Relationship Building at Times of Transition
Thursday 22nd August 2019
Guest blog from Author, Sonia Mainstone-Cotton
September is a key time for transitions, with children starting school, nursery, pre-school and sometimes childminders. Of course transitions into education settings can happen all year round but September is the time we often think of for new transitions.
I work part-time with 4-year-olds who are starting school, the children I support have social, emotional and mental health needs, so September is a key time of the year for me. There is a growing recognition on the importance of preparing a child for the transition, we know that preparation is key to helping a child in the change.
Once the move is in place I think there is another key factor in supporting the children and that is around building a relationship. Children need to feel safe, loved and supported in their new setting, this only happens when there is a relationship built between themselves and the Key staff. Part of relationship building is getting to know the child, finding out what excites them, interests them and also what they dislike or feel scared about.

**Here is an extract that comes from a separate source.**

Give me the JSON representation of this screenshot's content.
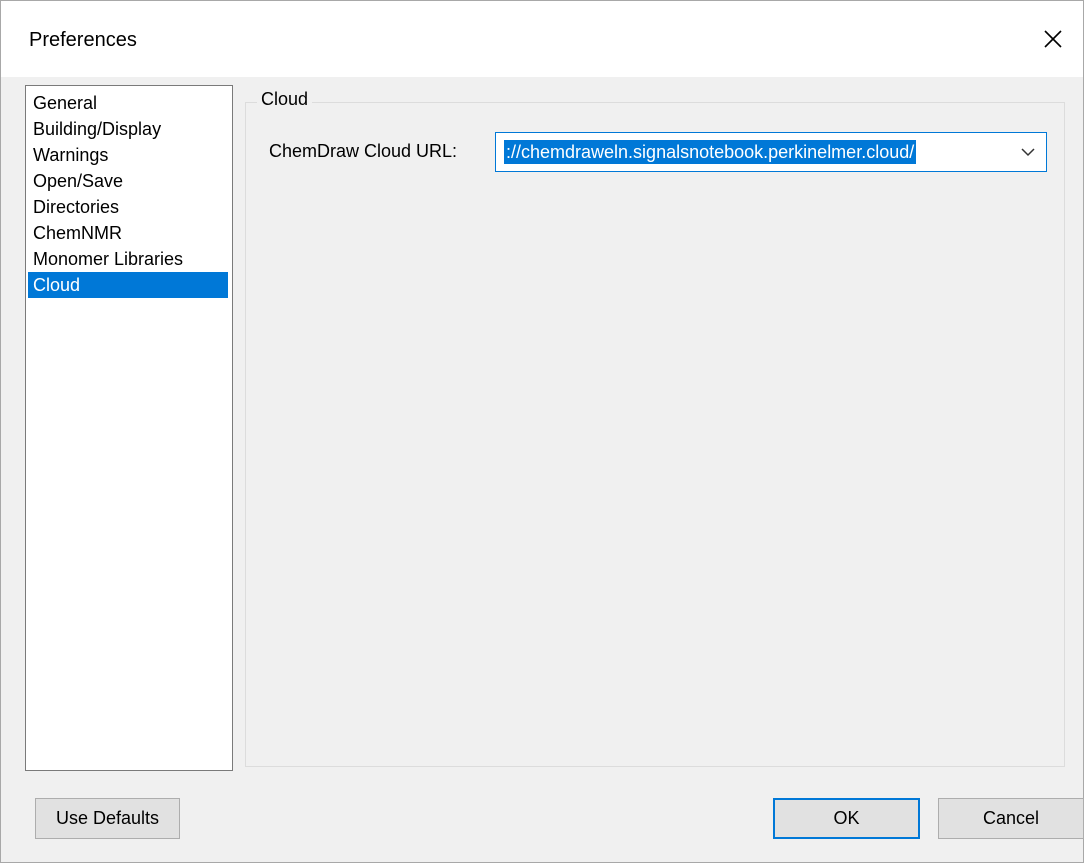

Knowing a child, finding out what makes them happy, enables us to find ways to connect with them. When we start to connect with a child, particularly through something they enjoy, we are giving them the message that we are interested in them, we like them, we want to spend time with them.
I find the best way to connect with a child and find out what they love is by spending time with them, not with a fixed agenda, but just by being with them, playing alongside them, enabling them to take the lead in the play, observing, listening and showing an interest.
A few years ago I was struggling to connect with one of my new children at the start of the year, if I am honest, he was a bit of a puzzle to me. Then one day I sat playing with some animals with him, he asked me which animal I liked, I told him and asked him his favourite animal, he suddenly became animated, his eyes lit up and he told me in a hushed voice, I adore owls, they are the best.
Throughout the rest of the year, we had many conversations about owls, I learned loads from him about owls, where they live, what they eat, how they hunt. Owls were our connection, they became a way of entering his world and they helped me to support him, understand him and build a relationship with him.
I look forward to September, spending time getting to know the new children I will be working with and finding out for each child what the key thing is that brings them joy.
You can find further examples of how we can support children in my books Promoting young children’s emotional health and wellbeing and Listening to young children in early years settings from Jessica Kingsley Publishers.